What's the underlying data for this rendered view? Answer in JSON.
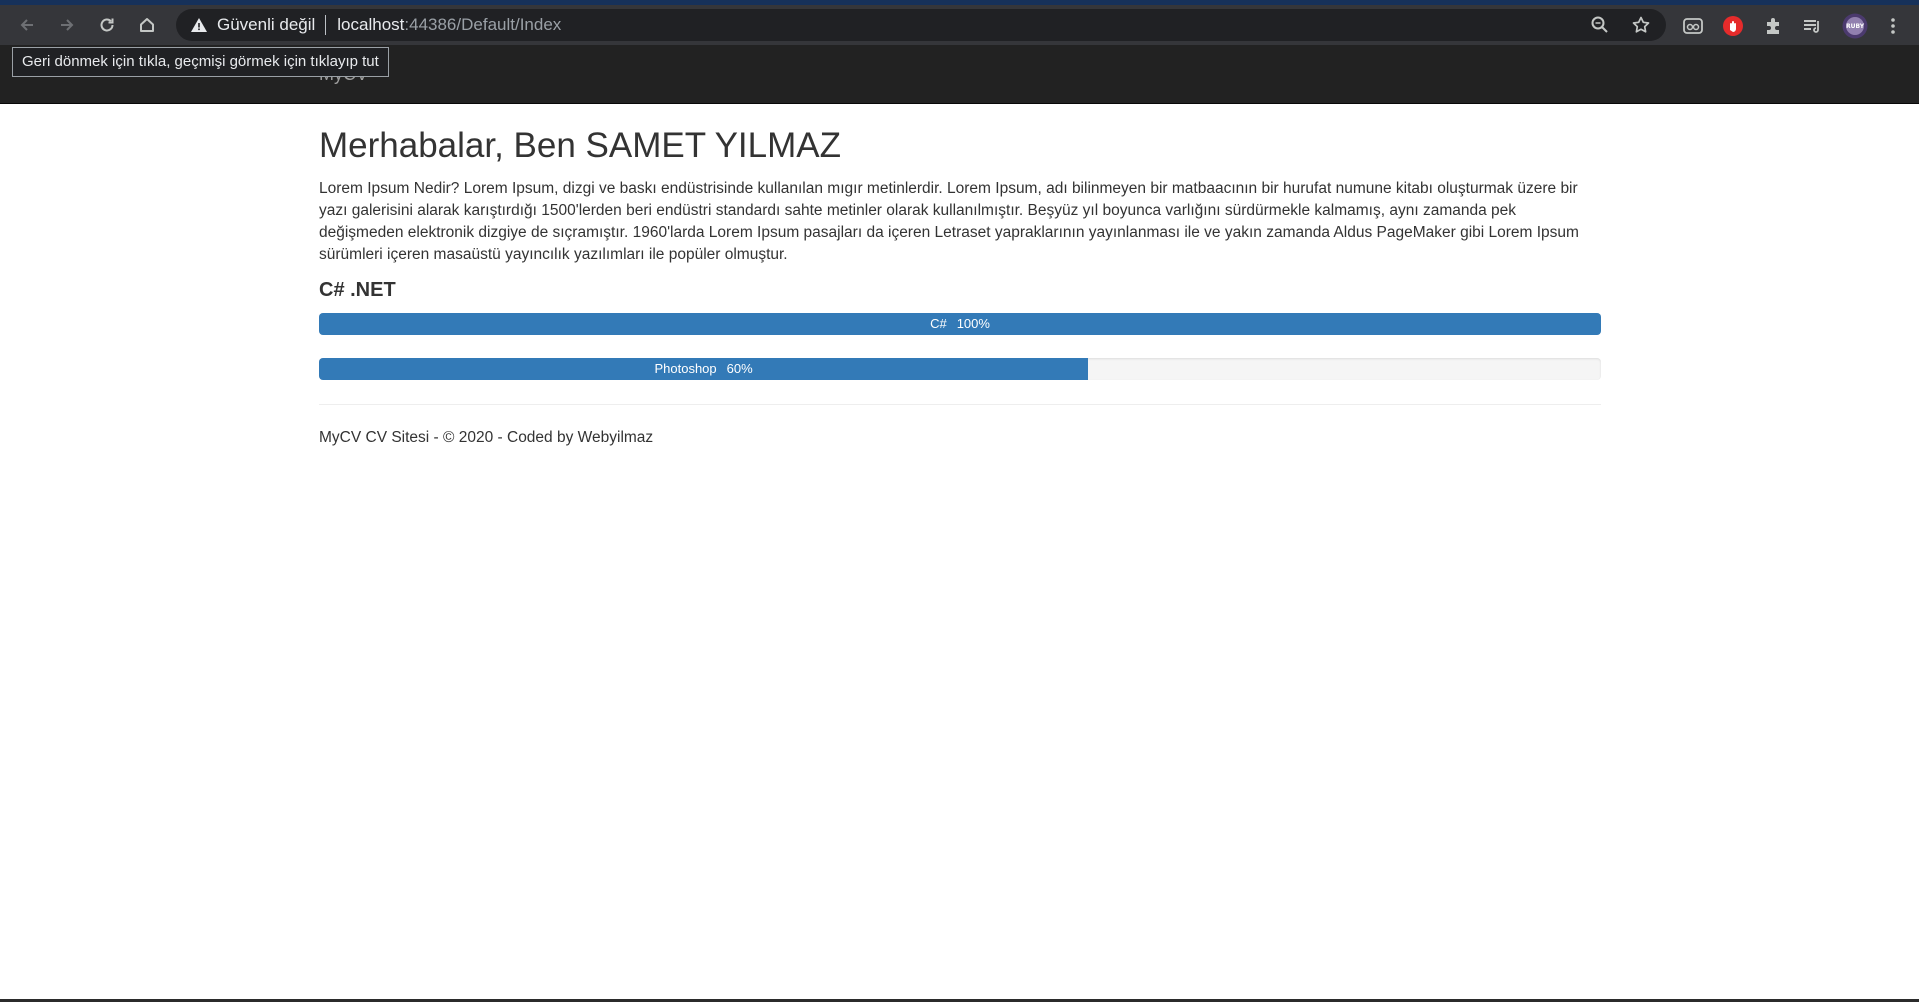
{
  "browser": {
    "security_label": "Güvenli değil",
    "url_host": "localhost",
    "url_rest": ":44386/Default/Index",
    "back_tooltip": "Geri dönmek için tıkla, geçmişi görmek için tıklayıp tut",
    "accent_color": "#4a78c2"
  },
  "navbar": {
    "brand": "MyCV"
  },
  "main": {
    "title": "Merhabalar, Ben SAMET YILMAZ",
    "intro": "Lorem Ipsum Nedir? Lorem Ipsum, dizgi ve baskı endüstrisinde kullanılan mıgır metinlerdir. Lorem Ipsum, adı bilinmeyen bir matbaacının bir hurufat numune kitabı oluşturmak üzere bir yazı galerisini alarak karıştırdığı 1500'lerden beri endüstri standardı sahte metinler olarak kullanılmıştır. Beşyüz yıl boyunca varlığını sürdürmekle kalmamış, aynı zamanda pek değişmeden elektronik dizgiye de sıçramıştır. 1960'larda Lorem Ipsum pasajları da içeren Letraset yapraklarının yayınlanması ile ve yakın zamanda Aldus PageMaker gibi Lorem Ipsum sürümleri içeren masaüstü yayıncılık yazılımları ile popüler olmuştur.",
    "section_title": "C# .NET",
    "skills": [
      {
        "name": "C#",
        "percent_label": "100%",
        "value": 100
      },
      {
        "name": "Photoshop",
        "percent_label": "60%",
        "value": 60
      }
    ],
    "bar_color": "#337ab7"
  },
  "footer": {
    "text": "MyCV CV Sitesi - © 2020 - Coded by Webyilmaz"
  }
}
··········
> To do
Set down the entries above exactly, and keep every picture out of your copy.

> Written response
What's the underlying data for this rendered view? Answer in JSON.
{
  "browser": {
    "security_label": "Güvenli değil",
    "url_host": "localhost",
    "url_rest": ":44386/Default/Index",
    "back_tooltip": "Geri dönmek için tıkla, geçmişi görmek için tıklayıp tut",
    "accent_color": "#4a78c2"
  },
  "navbar": {
    "brand": "MyCV"
  },
  "main": {
    "title": "Merhabalar, Ben SAMET YILMAZ",
    "intro": "Lorem Ipsum Nedir? Lorem Ipsum, dizgi ve baskı endüstrisinde kullanılan mıgır metinlerdir. Lorem Ipsum, adı bilinmeyen bir matbaacının bir hurufat numune kitabı oluşturmak üzere bir yazı galerisini alarak karıştırdığı 1500'lerden beri endüstri standardı sahte metinler olarak kullanılmıştır. Beşyüz yıl boyunca varlığını sürdürmekle kalmamış, aynı zamanda pek değişmeden elektronik dizgiye de sıçramıştır. 1960'larda Lorem Ipsum pasajları da içeren Letraset yapraklarının yayınlanması ile ve yakın zamanda Aldus PageMaker gibi Lorem Ipsum sürümleri içeren masaüstü yayıncılık yazılımları ile popüler olmuştur.",
    "section_title": "C# .NET",
    "skills": [
      {
        "name": "C#",
        "percent_label": "100%",
        "value": 100
      },
      {
        "name": "Photoshop",
        "percent_label": "60%",
        "value": 60
      }
    ],
    "bar_color": "#337ab7"
  },
  "footer": {
    "text": "MyCV CV Sitesi - © 2020 - Coded by Webyilmaz"
  }
}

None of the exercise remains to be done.